“Everything in moderation,” counseled Aristotle. Martin Kippenberger never got this message, as a good friend pointed out after the artist’s death at age forty-four in 1997. Kippenberger’s artistic career—based in his native Germany but encompassing such far-flung locations as Florence, Madrid, Vienna, New York, Los Angeles, Rio de Janeiro, Syros, and the Yukon—was a twenty-year commitment to unrestrained excess. It began in the late 1970s, at a moment when the greatness of modern art seemed suddenly distant—a century-long celebration whose door was now closed to newcomers. Kippenberger’s response was to create his own party and cast himself as an artist-jester whose antics both disguised and permitted a piercing analysis of contemporary art and society. The scores of posters he designed for his exhibitions begin to suggest the creative energy channeled into his thousands of works, including paintings, sculptures, installations, drawings, prints, multiples, books, and recordings. Embracing the full range of his output and yet by no means comprehensive, this exhibition contributes to the ongoing process of absorbing one of the most inventive and influential bodies of artwork of the late twentieth century.

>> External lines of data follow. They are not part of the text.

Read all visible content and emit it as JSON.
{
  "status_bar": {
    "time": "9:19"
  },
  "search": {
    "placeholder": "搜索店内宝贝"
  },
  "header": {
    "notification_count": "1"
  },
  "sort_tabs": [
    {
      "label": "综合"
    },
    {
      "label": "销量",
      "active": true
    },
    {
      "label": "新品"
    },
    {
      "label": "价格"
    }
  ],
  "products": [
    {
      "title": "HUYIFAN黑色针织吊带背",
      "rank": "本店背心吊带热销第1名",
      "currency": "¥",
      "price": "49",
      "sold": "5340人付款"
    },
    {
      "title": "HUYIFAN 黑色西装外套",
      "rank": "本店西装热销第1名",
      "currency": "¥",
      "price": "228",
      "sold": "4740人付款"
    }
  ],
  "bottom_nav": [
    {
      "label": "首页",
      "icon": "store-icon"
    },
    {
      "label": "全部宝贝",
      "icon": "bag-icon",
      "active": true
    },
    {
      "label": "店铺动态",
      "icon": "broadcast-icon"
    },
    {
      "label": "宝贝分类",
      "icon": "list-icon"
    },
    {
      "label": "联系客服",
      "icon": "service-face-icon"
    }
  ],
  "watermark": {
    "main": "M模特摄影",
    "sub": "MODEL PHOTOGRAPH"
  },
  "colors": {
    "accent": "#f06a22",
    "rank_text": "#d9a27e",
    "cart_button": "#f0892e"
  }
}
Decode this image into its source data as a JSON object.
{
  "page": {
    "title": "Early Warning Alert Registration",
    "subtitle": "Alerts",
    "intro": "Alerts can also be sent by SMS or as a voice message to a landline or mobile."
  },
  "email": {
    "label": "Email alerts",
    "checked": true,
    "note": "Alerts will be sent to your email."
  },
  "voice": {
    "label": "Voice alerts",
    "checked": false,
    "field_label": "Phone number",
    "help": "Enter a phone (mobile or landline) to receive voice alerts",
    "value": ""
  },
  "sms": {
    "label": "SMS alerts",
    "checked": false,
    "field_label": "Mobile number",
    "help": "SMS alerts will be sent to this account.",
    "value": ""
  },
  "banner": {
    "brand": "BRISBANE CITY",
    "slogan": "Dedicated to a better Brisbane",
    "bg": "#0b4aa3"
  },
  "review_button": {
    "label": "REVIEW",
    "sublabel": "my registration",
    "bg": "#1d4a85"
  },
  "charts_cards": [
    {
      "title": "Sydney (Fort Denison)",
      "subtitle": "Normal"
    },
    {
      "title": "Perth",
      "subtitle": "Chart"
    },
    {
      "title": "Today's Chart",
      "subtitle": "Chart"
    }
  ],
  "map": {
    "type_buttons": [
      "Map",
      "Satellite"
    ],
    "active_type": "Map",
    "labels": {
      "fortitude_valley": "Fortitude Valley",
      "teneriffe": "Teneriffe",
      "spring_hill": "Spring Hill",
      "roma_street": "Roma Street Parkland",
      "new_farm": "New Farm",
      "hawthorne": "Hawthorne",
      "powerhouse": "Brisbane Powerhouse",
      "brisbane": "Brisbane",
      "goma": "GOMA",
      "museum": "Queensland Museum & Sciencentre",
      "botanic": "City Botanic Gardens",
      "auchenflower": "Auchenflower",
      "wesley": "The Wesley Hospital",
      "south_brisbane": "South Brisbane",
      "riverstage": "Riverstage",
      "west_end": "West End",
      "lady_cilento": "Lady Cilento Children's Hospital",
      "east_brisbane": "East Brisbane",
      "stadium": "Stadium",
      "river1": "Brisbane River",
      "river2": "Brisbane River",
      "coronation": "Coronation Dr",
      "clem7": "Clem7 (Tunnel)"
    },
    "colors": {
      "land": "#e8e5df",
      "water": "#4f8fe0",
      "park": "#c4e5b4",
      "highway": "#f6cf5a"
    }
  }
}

Martin Kippenberger: The Problem Perspective is organized by The Museum of Contemporary Art, Los Angeles (MOCA). The exhibition is curated by Ann Goldstein, MOCA Senior Curator, and organized at MoMA by Ann Temkin, The Marie-Josée and Henry Kravis Chief Curator of Painting and Sculpture.